_REQUIRED ACTION:_
Your job is to reproduce all of the data exactly.
___
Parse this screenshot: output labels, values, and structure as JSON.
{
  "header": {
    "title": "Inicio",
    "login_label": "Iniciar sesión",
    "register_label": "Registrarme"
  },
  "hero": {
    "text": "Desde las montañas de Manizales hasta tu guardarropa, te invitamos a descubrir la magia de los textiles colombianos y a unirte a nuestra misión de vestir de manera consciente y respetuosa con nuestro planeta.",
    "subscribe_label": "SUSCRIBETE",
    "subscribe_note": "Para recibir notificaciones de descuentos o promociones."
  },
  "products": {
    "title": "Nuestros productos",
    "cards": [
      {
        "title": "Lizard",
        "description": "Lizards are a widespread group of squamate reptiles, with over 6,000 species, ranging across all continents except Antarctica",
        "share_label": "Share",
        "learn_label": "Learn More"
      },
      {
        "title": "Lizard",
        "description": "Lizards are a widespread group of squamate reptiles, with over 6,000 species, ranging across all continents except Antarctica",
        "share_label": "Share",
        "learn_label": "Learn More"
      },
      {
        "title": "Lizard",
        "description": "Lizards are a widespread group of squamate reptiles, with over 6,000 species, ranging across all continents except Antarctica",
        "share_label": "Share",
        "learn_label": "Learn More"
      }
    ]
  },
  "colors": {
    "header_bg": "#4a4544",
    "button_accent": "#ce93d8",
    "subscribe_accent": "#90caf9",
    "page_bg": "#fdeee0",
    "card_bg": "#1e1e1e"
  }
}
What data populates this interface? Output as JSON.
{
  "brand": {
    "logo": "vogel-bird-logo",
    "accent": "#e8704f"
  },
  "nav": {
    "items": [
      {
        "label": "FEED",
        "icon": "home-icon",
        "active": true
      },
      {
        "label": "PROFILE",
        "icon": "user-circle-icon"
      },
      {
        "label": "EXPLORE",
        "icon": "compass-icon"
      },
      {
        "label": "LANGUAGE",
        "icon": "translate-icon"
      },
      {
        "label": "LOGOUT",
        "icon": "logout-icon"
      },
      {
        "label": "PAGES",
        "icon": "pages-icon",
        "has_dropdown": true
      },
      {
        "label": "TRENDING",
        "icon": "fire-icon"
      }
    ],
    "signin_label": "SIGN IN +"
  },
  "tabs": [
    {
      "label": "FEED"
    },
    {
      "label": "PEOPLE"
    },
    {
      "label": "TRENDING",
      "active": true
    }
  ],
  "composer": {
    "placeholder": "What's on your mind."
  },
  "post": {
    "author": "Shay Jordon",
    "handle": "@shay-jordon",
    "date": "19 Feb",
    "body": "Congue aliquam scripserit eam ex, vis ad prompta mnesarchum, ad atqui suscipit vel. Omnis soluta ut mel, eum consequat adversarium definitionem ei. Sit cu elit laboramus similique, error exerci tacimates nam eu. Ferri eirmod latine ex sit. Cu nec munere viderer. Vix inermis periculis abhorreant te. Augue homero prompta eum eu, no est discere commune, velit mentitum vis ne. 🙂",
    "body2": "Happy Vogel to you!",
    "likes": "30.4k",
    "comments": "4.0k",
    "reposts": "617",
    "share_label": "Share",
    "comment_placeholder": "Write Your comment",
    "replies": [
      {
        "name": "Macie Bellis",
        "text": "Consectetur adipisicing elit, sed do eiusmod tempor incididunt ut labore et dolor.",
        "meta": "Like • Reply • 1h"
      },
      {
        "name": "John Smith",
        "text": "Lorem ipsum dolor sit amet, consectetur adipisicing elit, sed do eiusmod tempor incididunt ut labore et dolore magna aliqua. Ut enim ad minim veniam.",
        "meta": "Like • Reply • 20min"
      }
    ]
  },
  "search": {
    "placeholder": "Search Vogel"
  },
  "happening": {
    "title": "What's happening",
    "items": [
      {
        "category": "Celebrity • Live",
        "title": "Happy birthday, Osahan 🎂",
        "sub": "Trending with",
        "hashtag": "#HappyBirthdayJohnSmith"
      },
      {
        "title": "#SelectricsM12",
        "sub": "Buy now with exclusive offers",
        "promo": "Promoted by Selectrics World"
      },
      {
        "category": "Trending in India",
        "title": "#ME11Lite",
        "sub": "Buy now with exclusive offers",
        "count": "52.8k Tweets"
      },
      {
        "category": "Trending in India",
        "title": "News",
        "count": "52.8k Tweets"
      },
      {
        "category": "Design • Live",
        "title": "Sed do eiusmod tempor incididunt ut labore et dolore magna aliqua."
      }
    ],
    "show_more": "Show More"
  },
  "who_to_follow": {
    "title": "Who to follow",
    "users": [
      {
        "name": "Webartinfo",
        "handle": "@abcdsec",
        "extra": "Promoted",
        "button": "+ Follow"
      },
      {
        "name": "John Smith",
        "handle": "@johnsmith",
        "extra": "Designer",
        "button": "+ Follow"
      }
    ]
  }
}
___
_RESPONSE AREA:_
Parse this screenshot: output labels, values, and structure as JSON.
{
  "header": {
    "title": "Inicio",
    "login_label": "Iniciar sesión",
    "register_label": "Registrarme"
  },
  "hero": {
    "text": "Desde las montañas de Manizales hasta tu guardarropa, te invitamos a descubrir la magia de los textiles colombianos y a unirte a nuestra misión de vestir de manera consciente y respetuosa con nuestro planeta.",
    "subscribe_label": "SUSCRIBETE",
    "subscribe_note": "Para recibir notificaciones de descuentos o promociones."
  },
  "products": {
    "title": "Nuestros productos",
    "cards": [
      {
        "title": "Lizard",
        "description": "Lizards are a widespread group of squamate reptiles, with over 6,000 species, ranging across all continents except Antarctica",
        "share_label": "Share",
        "learn_label": "Learn More"
      },
      {
        "title": "Lizard",
        "description": "Lizards are a widespread group of squamate reptiles, with over 6,000 species, ranging across all continents except Antarctica",
        "share_label": "Share",
        "learn_label": "Learn More"
      },
      {
        "title": "Lizard",
        "description": "Lizards are a widespread group of squamate reptiles, with over 6,000 species, ranging across all continents except Antarctica",
        "share_label": "Share",
        "learn_label": "Learn More"
      }
    ]
  },
  "colors": {
    "header_bg": "#4a4544",
    "button_accent": "#ce93d8",
    "subscribe_accent": "#90caf9",
    "page_bg": "#fdeee0",
    "card_bg": "#1e1e1e"
  }
}
What data populates this interface? Output as JSON.
{
  "brand": {
    "logo": "vogel-bird-logo",
    "accent": "#e8704f"
  },
  "nav": {
    "items": [
      {
        "label": "FEED",
        "icon": "home-icon",
        "active": true
      },
      {
        "label": "PROFILE",
        "icon": "user-circle-icon"
      },
      {
        "label": "EXPLORE",
        "icon": "compass-icon"
      },
      {
        "label": "LANGUAGE",
        "icon": "translate-icon"
      },
      {
        "label": "LOGOUT",
        "icon": "logout-icon"
      },
      {
        "label": "PAGES",
        "icon": "pages-icon",
        "has_dropdown": true
      },
      {
        "label": "TRENDING",
        "icon": "fire-icon"
      }
    ],
    "signin_label": "SIGN IN +"
  },
  "tabs": [
    {
      "label": "FEED"
    },
    {
      "label": "PEOPLE"
    },
    {
      "label": "TRENDING",
      "active": true
    }
  ],
  "composer": {
    "placeholder": "What's on your mind."
  },
  "post": {
    "author": "Shay Jordon",
    "handle": "@shay-jordon",
    "date": "19 Feb",
    "body": "Congue aliquam scripserit eam ex, vis ad prompta mnesarchum, ad atqui suscipit vel. Omnis soluta ut mel, eum consequat adversarium definitionem ei. Sit cu elit laboramus similique, error exerci tacimates nam eu. Ferri eirmod latine ex sit. Cu nec munere viderer. Vix inermis periculis abhorreant te. Augue homero prompta eum eu, no est discere commune, velit mentitum vis ne. 🙂",
    "body2": "Happy Vogel to you!",
    "likes": "30.4k",
    "comments": "4.0k",
    "reposts": "617",
    "share_label": "Share",
    "comment_placeholder": "Write Your comment",
    "replies": [
      {
        "name": "Macie Bellis",
        "text": "Consectetur adipisicing elit, sed do eiusmod tempor incididunt ut labore et dolor.",
        "meta": "Like • Reply • 1h"
      },
      {
        "name": "John Smith",
        "text": "Lorem ipsum dolor sit amet, consectetur adipisicing elit, sed do eiusmod tempor incididunt ut labore et dolore magna aliqua. Ut enim ad minim veniam.",
        "meta": "Like • Reply • 20min"
      }
    ]
  },
  "search": {
    "placeholder": "Search Vogel"
  },
  "happening": {
    "title": "What's happening",
    "items": [
      {
        "category": "Celebrity • Live",
        "title": "Happy birthday, Osahan 🎂",
        "sub": "Trending with",
        "hashtag": "#HappyBirthdayJohnSmith"
      },
      {
        "title": "#SelectricsM12",
        "sub": "Buy now with exclusive offers",
        "promo": "Promoted by Selectrics World"
      },
      {
        "category": "Trending in India",
        "title": "#ME11Lite",
        "sub": "Buy now with exclusive offers",
        "count": "52.8k Tweets"
      },
      {
        "category": "Trending in India",
        "title": "News",
        "count": "52.8k Tweets"
      },
      {
        "category": "Design • Live",
        "title": "Sed do eiusmod tempor incididunt ut labore et dolore magna aliqua."
      }
    ],
    "show_more": "Show More"
  },
  "who_to_follow": {
    "title": "Who to follow",
    "users": [
      {
        "name": "Webartinfo",
        "handle": "@abcdsec",
        "extra": "Promoted",
        "button": "+ Follow"
      },
      {
        "name": "John Smith",
        "handle": "@johnsmith",
        "extra": "Designer",
        "button": "+ Follow"
      }
    ]
  }
}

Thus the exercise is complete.